Showing posts with label Fertility. Show all posts
Showing posts with label Fertility. Show all posts

Tuesday, March 30, 2010

Piece of Advice #14: Realize the clock is already ticking on your fertility

The prevailing wisdom on how much time women have before their fertility begins to seriously decline is changing; it's been scaled back significantly.  For decades now girls have been taught that the right timeline for personal development goes something like: college, work, play the dating market, work overseas or go to grad school, get a serious toehold on your career, start looking for Mr. Right, find him, have a couple of kids.  It was thought that 35 was the end date you had to be wary of.  So - plenty of time, right?  Apparently not.

For this one I'll be your cautionary tale.  I followed the script with a few substitutions because my family background is conservative.  I went to college, graduated with honors, went to work overseas, returned, worked a little while then went to grad school, met my husband, married and then started trying to have a family. My husband entered my life when I was 25, almost 26, and I married him when I was 27.  We are Catholic so we didn't use birth control, but I monitored my fertility for a little under a year because he had some student loans and other debt that I wanted to discharge, and it took that long to accomplish it with both of us working.  But by the time I was 28 I was trying to have a baby.  By 30 I was undergoing infertility treatments and by 32 I'd given up - I'd gone as far with it as my religious beliefs allowed and was burning out hard on the process.  I'd had surgery, I'd taken drugs, I'd given myself numerous injections.  I'd had biweekly blood tests and ultrasounds.  All in vain.  At nearly 34 I adopted my son. (My beautiful, bright, funny, active, 100% all boy son.)

So according to what I'd been told, I started trying well before I should have had to worry.  But that's not the way it worked out.  Endometriosis got there first.

And here's another thing to consider.  Casual sex can really mess with your fertility too.  Some STD's can make you infertile.  Some can create dangers in delivering a baby.  Pro-choice activists shout from the treetops how safe abortions are, but having one (or more) can damage your future reproductive capacity too.

This was not an issue for me.  I was a virgin when I married.  No STD's, no abortions.  Still infertile, though, when it counted.
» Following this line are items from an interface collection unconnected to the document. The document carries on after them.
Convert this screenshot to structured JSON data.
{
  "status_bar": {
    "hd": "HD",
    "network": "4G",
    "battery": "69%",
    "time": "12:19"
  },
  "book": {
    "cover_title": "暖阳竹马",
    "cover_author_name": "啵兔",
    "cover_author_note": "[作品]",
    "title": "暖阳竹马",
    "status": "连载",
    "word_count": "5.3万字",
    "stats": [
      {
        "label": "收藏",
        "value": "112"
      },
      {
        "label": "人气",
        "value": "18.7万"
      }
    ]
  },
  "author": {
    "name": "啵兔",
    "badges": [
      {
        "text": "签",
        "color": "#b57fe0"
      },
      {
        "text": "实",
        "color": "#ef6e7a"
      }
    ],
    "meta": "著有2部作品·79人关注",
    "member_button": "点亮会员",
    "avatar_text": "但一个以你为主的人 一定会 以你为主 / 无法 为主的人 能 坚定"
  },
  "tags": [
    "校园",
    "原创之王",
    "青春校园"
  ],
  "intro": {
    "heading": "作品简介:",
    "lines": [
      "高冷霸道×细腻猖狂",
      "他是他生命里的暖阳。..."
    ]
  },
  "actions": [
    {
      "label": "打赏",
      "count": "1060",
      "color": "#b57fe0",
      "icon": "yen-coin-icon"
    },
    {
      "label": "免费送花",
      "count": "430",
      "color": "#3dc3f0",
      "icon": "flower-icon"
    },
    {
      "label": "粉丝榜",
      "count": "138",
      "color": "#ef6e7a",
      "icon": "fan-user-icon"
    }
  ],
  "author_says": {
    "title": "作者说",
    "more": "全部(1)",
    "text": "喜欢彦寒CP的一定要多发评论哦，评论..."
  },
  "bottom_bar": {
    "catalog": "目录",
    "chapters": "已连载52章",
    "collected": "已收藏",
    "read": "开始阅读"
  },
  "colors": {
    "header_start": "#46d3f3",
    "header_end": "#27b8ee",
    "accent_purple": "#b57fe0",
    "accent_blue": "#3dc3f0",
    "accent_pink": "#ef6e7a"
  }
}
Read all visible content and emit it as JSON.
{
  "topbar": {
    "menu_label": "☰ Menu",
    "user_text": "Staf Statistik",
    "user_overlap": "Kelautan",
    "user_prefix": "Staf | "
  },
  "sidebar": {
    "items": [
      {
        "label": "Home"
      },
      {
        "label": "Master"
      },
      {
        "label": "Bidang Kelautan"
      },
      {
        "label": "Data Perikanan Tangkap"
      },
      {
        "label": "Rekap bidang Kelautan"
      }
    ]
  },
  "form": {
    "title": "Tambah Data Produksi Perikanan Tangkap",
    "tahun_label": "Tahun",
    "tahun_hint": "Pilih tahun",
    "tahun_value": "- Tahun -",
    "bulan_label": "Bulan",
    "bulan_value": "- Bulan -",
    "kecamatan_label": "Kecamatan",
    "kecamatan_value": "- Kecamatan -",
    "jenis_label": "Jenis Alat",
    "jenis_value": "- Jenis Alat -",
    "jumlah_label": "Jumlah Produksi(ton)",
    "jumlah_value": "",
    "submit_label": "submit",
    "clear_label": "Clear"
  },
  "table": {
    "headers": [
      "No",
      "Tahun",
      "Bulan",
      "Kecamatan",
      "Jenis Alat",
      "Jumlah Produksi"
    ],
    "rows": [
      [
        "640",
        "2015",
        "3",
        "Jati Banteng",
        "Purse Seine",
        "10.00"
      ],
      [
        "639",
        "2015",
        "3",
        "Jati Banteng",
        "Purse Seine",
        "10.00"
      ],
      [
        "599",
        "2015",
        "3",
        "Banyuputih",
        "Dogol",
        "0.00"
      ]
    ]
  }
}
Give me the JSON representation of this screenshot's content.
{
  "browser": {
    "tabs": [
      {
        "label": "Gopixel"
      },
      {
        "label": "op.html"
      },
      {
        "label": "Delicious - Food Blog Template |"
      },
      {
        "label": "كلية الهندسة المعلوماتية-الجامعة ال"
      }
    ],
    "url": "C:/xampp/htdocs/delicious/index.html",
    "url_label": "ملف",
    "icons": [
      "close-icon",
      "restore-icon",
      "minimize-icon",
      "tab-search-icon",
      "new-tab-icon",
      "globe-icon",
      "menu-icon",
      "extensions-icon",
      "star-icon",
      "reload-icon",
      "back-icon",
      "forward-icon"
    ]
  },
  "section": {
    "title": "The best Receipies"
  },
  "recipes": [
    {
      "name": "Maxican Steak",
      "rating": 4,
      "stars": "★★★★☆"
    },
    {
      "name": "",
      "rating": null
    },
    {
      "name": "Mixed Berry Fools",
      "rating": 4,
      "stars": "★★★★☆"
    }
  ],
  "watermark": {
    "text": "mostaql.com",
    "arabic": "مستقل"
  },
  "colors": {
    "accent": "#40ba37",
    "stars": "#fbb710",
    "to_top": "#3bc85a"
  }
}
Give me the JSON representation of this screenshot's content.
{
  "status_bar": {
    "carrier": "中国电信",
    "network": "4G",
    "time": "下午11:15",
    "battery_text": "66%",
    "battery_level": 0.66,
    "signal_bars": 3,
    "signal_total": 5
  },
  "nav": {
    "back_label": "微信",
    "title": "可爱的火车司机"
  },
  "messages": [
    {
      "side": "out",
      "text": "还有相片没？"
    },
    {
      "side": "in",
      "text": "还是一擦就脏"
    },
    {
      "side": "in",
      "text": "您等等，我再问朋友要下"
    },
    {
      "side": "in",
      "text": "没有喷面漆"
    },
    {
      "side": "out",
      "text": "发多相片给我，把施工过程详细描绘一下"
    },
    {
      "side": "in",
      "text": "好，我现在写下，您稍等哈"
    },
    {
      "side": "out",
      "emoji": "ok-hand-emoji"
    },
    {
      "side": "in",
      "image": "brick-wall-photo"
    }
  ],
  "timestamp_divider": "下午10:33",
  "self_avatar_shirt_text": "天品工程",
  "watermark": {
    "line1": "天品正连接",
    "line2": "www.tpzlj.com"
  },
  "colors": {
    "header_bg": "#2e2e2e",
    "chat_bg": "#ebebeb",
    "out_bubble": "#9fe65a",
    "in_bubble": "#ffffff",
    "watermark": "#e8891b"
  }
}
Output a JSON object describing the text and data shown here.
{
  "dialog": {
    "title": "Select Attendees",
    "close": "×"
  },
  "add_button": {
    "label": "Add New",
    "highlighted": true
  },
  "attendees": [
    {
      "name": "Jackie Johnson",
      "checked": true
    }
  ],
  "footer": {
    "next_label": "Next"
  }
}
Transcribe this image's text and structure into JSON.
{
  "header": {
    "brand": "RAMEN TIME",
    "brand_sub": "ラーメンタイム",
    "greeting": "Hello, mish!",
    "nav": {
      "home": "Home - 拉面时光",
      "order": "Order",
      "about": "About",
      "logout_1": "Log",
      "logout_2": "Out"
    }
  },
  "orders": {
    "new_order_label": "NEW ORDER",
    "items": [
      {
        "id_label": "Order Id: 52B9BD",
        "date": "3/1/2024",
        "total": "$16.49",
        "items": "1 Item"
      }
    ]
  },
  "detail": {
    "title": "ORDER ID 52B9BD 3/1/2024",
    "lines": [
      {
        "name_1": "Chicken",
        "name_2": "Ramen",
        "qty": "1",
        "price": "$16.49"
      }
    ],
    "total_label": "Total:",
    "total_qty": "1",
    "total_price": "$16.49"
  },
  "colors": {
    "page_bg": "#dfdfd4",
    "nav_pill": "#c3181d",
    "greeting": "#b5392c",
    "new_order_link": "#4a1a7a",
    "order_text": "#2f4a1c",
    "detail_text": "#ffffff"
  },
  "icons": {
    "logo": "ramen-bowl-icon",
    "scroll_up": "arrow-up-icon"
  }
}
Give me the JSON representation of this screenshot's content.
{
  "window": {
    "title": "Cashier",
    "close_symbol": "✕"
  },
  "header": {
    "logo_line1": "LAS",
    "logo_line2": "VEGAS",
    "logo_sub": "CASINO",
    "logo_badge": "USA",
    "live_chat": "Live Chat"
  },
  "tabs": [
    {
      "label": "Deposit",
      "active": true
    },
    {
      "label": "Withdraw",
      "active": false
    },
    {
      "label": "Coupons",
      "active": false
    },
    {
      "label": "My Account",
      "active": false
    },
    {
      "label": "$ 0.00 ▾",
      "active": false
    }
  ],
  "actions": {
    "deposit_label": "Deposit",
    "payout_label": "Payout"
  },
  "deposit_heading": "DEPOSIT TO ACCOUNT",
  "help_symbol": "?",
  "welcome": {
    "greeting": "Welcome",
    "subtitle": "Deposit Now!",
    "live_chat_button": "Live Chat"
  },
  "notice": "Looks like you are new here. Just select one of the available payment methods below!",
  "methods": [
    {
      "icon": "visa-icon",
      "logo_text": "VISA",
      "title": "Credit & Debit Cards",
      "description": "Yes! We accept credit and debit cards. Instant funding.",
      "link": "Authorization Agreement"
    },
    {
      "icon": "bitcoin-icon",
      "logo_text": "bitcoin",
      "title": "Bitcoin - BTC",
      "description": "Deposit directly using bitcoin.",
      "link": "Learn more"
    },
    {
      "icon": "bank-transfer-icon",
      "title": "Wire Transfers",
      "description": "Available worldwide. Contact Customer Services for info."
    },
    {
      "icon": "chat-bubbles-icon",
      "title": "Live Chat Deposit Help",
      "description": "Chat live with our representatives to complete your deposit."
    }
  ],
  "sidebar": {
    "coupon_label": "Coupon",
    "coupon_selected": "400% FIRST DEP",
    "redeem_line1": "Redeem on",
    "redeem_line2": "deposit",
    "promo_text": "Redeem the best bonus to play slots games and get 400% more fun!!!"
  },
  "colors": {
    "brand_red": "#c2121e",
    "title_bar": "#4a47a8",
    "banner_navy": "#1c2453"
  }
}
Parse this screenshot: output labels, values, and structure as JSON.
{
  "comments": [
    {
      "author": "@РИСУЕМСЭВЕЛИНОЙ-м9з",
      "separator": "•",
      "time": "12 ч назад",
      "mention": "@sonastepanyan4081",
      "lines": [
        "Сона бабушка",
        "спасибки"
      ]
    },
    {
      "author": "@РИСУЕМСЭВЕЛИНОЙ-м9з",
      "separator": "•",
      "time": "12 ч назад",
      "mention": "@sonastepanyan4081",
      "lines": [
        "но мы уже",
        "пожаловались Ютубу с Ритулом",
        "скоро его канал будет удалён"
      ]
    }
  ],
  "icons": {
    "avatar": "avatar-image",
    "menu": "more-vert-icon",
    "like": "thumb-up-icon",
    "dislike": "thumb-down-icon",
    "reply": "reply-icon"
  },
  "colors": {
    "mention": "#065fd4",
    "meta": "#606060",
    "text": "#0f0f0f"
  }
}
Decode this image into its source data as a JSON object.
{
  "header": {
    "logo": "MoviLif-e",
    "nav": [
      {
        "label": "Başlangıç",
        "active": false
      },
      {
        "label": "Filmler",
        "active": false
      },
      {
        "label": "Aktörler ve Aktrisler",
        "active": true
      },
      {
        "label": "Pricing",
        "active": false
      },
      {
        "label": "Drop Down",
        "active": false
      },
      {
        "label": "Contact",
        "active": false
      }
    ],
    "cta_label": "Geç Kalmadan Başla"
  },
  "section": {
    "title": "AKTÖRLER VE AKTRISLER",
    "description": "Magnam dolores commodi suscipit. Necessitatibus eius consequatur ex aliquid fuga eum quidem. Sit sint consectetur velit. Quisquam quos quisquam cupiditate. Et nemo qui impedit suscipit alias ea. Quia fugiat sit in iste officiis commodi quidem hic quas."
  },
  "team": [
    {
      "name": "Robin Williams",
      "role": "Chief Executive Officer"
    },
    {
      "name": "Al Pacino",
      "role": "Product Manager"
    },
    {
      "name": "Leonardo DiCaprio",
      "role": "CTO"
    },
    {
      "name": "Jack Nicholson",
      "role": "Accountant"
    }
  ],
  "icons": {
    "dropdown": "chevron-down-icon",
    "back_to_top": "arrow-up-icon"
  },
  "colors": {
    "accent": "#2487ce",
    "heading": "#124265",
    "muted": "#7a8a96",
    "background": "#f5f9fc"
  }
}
What feminism doesn't want to talk about is the dirty little secret that most women want to have babies.  They might also want fast-track careers and romance with sexy, powerful guys and Manolo Blahniks cluttering up their closets, and they may not think too hard about the babies for a good long time, but at some point biology wins out and most of them will want the babies too.

Do you know how hard it is to want a baby and not be able to make your body produce one?  I'll tell you - it's hard.  It's brutal.  It rips your heart out.  It'll make you rage.  You will not be able to walk down the street without noticing how many babies and toddlers and little children are running about.  You will read news reports about abusive, neglectful parents with a new wrathful eye.  You will go to baby showers for your fertile friends and then come home and look at that full aspirin bottle.  You will hold it in your hand and then you will slowly put it back on the shelf and flip through your calendar to locate your next fertile period.

People will tell you, "If you can't have a baby, just adopt."

These people will not know what they are talking about.  Because adopting is just as hard a process as infertility treatments and no guarantee of getting a baby.  Those pro-women feminists who told you the great news about abortion?  They neglect to mention that all those abortions eliminate all the babies that would otherwise be available for adoption.  The rest go home to single mothers, many of whom will not be able to handle motherhood well or at all.  Every white, healthy baby has about 20 would-be adoptive couples competing to be its parents.  And the mother, the pregnant girl who chooses who will have a child and who won't, is someone you might not trust to water your plants for you while you are gone on vacation.  Your social worker will put your entire life under the microscope, will mandate sessions with a counselor to determine whether you are appropriate parent material, will take a check for a seriously large amount of money, and will then call you and say something like, "Uh, I have a birthmother here.  She's a lesbian, but she had a one-nighter with her gay friend and is now considering adoption.  She drank pretty heavily early in her pregnancy, but isn't drinking much now, just smoking marijuana now and then.  Oh, and she's bipolar.  What do you think?"

And it is crazy - CRAZY - but you will listen to that and you will still want that baby so bad, you'll nod and smile and say, "When can we meet her?"  Or if you're like me, maybe you won't.  But then you won't have a baby.

The point of all this is: your fertility is important.  It is so important.  Do not discount this.  Make using it as much a priority as establishing a career or traveling abroad or buying a beautiful house.  Make it more of a priority.  Plan ahead and save yourself a great deal of heartache and soul searching.  Trust me on this.  I've been there.